The purpose of this research was to evaluate four objectives: 1) update and evaluate predictions of essential amino acid (EAA) outflows from the rumen, 2) predict EAA use and release by the portal drained viscera (PDV) and liver (LIV) of dairy cows, 3) predict EAA use by the mammary (MAM) and non-splanchnic, non-mammary (OTH) tissues, and 4) predict milk protein production from MAM use. To evaluate the first objective, a model was constructed using previously derived equations for ruminally undegraded (RUP), microbial (MiP) and endogenous protein (EndP) flow from the rumen and refit to literature data.
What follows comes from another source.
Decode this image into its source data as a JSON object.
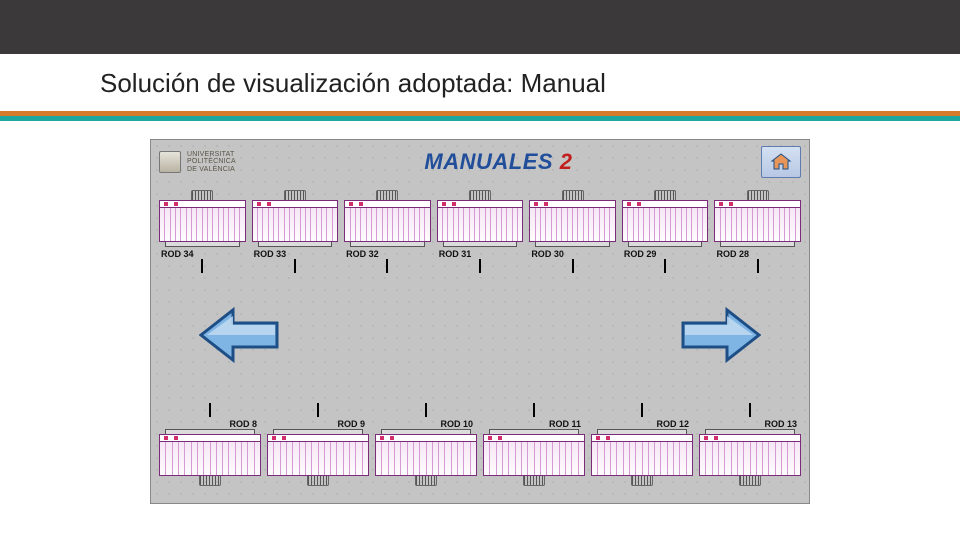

Corrections were included in the model to address recovery of EAA during 24-h acid hydrolysis. Upon initial evaluation, all EAA, except Leu, were over predicted and slope bias (P < 0.01) was present for all except Met and Leu. Because of the bias, residuals were regressed on the EAA from each protein flow and adjustments were made to the protein flows. The added adjustments removed all mean bias for the EAA; however, a small slope bias was introduced for Lys and Thr. To evaluate the second objective, equations of Hanigan et al. (2004b) were tested and modifications were made to determine which equation form best represented EAA use by the tissue. Upon initial evaluation of the PDV model of Hanigan et al. (2004b), significant slope bias was present and addressed by deriving alternative forms of the equation. Initial predicted EAA use displayed a mean bias ranging from 0.15 to 45 % and a slope bias ranging from 0.02 to 76% mean square error. The alternative equation forms derived reduced the overall mean and slope bias and improved other fit statistics (RMSE, CCC). To evaluate the third objective, previously derived equations from Hanigan et al. (1998b) were tested using literature data and modifications were made to address deficiencies for each EAA. Upon initial evaluation of the MAM model, significant mean and slope bias was present and was further addressed by derivation of alternative equation forms. Initial evaluation of the OTH model displayed significant mean and slope bias for majority of the EAA ranging from 0.3 to 26 % for mean and 46 to 61 % for slope. For the last objective, several models, both linear and non-linear were evaluated to determine which EAA have a significant impact on milk protein. All models derived has prediction errors below 18-20 % which is comparable or a s light improvement as compared to previous literature data (Moraes et al., 2018). Overall, the equations evaluated show promise in accurately predicting dietary EAA from the time of absorption to their use within the tissues (PDV, LIV, MAM, and OTH) and further impact on milk protein production.



essential amino acid, dairy cattle, absorption, tissue use